A big milestone is the first day of driver’s training. Of course, during this time, students are placed behind the wheel of a real car and asked to practice driving on real roads. This is done under the watchful eye of a driving instructor, who probably keeps a hesitant foot near the emergency brake.
You can see where I’m going with this, right? The concern that kids don’t know how to act in social networking spaces, complicated by the fact that these spaces can have serious consequences, is the reason for this type of work.
The fact is, Facebook isn’t the problem. Neither is Twitter, or Instagram, or whatever space comes online tomorrow. Kids need to learn the rules of the road for a vista that has no speed limits or right of way. Kids need to learn how to navigate in this uncharted space, and have to learn how to figure it all out again when those spaces change. And with the “driving age” for many of these sites set at 12 years old, with no photo ID required, if not in elementary school, then where should these crucial skills be introduced?
So what lessons have I learned from this whole process? For one, I need to realize that digital spaces, including social networking sites, are hot button issue.
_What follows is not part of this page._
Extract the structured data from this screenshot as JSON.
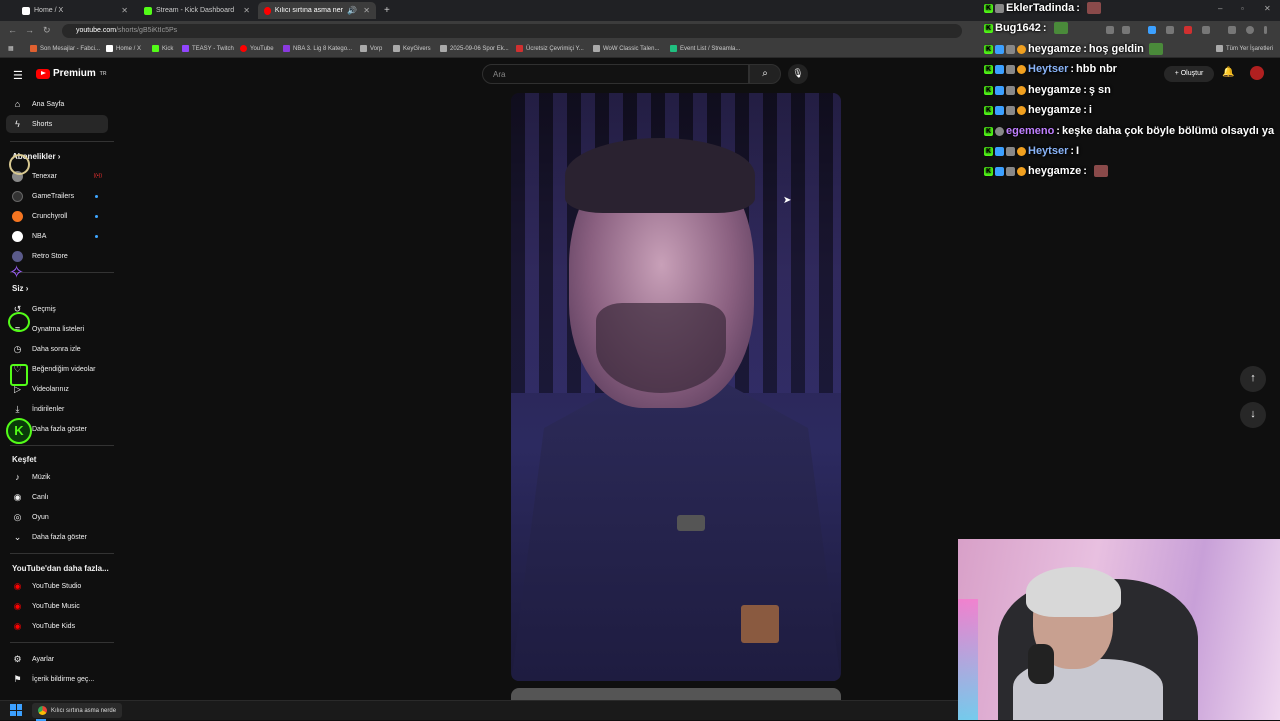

One challenge of using technology to take learning beyond the walls of the school is that you’re taking learners into the real world, a place that causes some parents to have anxiety, for valid reasons. At school there’s a certain structure enforced by school policy that just can’t be enforced in the same way digital environments. I understand that.
So if I were to try this again, I would do many things differently. I need to spend time educating parents on the importance of using these tools under the guidance of a mentor. I need to spend time allowing parents to voice their concerns. I need to make clear my goals and objectives for this work.
I also need to consider ways to accommodate all students in a unit of this type, respecting family values without singling out students. Is there some kind of hybrid implementation? What might that look like?
Ultimately, I need to consider my main purpose. Is it to steep students in the “rules of the road,” providing real practice while I sit in the passenger seat? Or is it simply to make book club conversations visible?
While I don’t necessarily consider this inquiry project to be a failure, I do you think that I learned quite a bit from my bumps and bruises. I certainly have several ideas of how to approach this differently next year.